Fuel poverty is defined as existing when a household needs to spend more than 10% of its income on heating, in order to keep adequately warm. Due to rising fuel prices and the economic downturn the number of households in fuel poverty has been increasing rapidly, and shows every indication of continuing to do so. An amazing one in five UK households is now classed as being in fuel poverty, with almost half of those affected aged 60 or over.
The result of people being unable to keep adequately warm is an additional 26,000 deaths in which the cold weather pays a part over the winter. These deaths arise from respiratory problems and also from heart attacks and strokes resulting from the thickening of the blood and associated rise in blood pressure that occurs when we are cold.
Our energy policies are not only failing future generations due to climate change, but also failing many struggling households in our current generation too !
The problem is that these issues are often played off against each other.
Many of the critics of wind farms and feed in tariffs etc argue that they ‘further add to the fuel bills of those in hardship’, and while I sometimes question how genuinely these concerns are felt by those voicing them, there’s no denying it is a issue that needs addressing.
Unfortunately those seeking to defend subsidies for renewable energy sometimes appear unsympathetic to the plight of those in fuel poverty – simply pointing out that the additional cost of these schemes to average energy bills are in fact very low (which indeed they are). This risks missing the real point – that it’s difficult to make a just case why cold pensioners, fearful of turning on their heating over the winter, should pay more for their energy bills – regardless of the amount involved.
Environmentalists who only talk about melting ice sheets and polar bears, can easily appear dismissive of those facing real hardship. Framing the debate as either green energy or warm pensioners avoids the critical issue – both problems are real and urgently require a solution.

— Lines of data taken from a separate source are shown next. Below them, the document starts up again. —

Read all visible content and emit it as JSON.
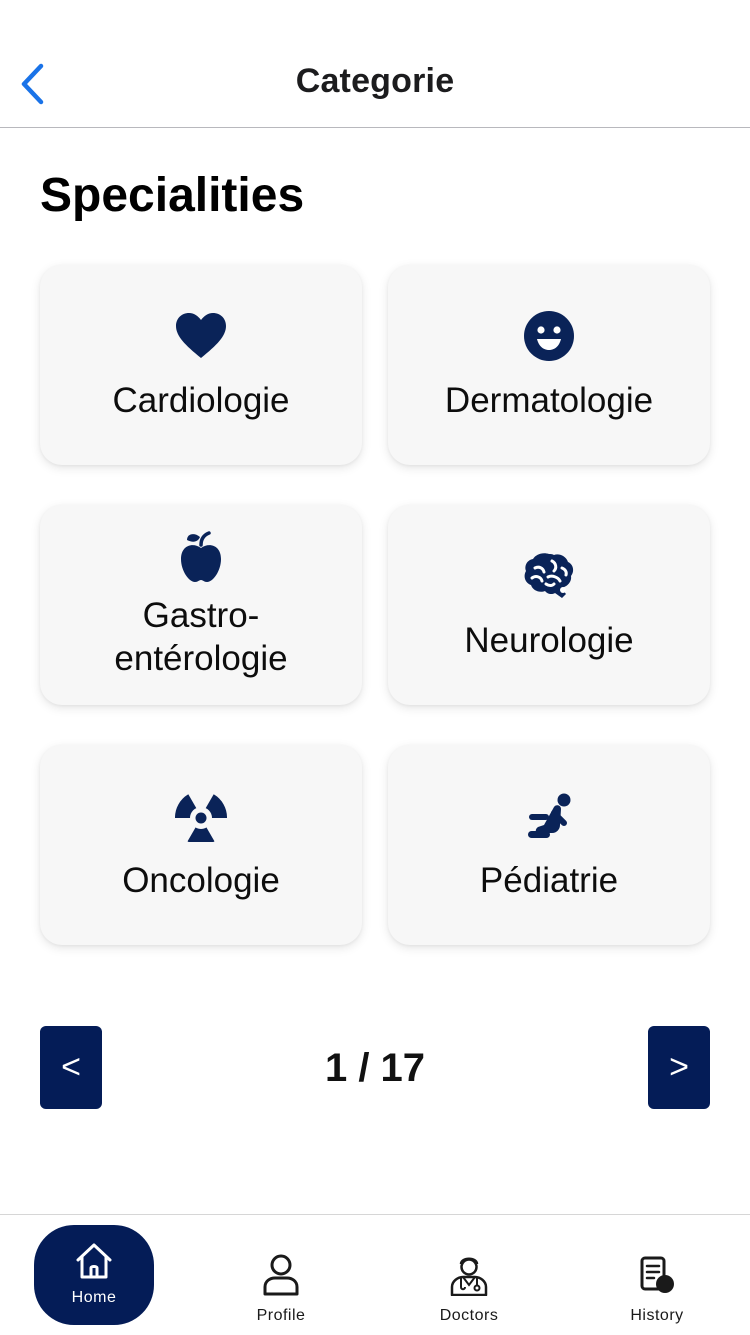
{
  "header": {
    "title": "Categorie",
    "back_icon": "chevron-left-icon",
    "accent_color": "#1a73e8"
  },
  "section": {
    "title": "Specialities"
  },
  "specialities": [
    {
      "label": "Cardiologie",
      "icon": "heart-icon"
    },
    {
      "label": "Dermatologie",
      "icon": "smiley-icon"
    },
    {
      "label": "Gastro-\nentérologie",
      "icon": "apple-icon"
    },
    {
      "label": "Neurologie",
      "icon": "brain-icon"
    },
    {
      "label": "Oncologie",
      "icon": "radiation-icon"
    },
    {
      "label": "Pédiatrie",
      "icon": "child-icon"
    }
  ],
  "pagination": {
    "prev_label": "<",
    "next_label": ">",
    "count": "1 / 17"
  },
  "tabbar": {
    "items": [
      {
        "label": "Home",
        "icon": "house-icon",
        "active": true
      },
      {
        "label": "Profile",
        "icon": "user-icon",
        "active": false
      },
      {
        "label": "Doctors",
        "icon": "doctor-icon",
        "active": false
      },
      {
        "label": "History",
        "icon": "history-icon",
        "active": false
      }
    ]
  },
  "colors": {
    "primary": "#041c57",
    "card_bg": "#f7f7f7",
    "icon": "#0a2358"
  }
}
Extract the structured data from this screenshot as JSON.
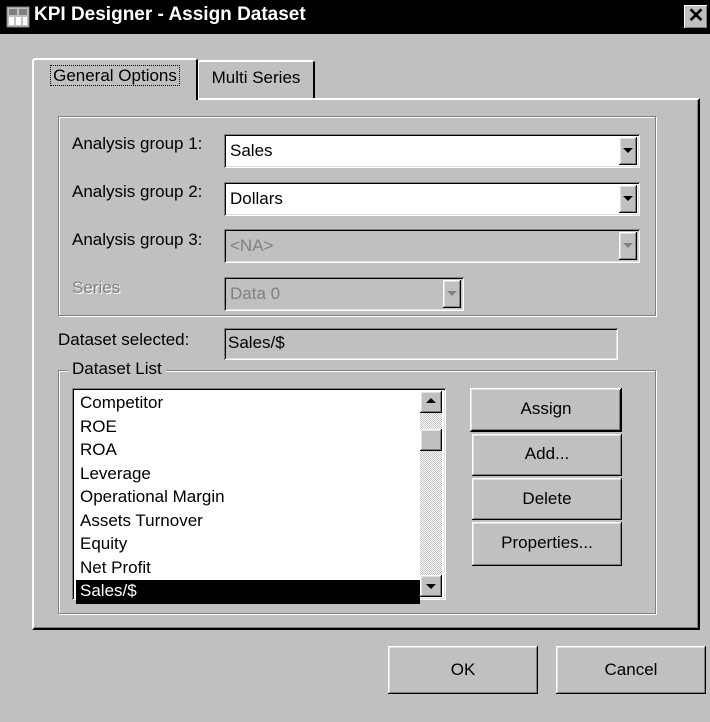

What is needed is a system that achieves the necessary decarbonisation of the economy, while allowing vulnerable people to keep warm in their own homes. Environmental issues are almost always social justice issues too.
Of course things are complex.
Real world solutions will need be a mix of price protection and support for those in most hardship, cost incentives to reduce the energy use of those with the ability to pay, grants for insulation, subsidies or tax benefits for energy companies to become more efficient, and, of course, subsidies and incentives to encourage the development of more renewable energy sources.
Government is at least engaging with some of these issues via its proposed Green Deal.
We’ll all have to wait and see if the detail of what’s being proposed lives up to expectations.
Photo by Clearly Ambiguous via Flickr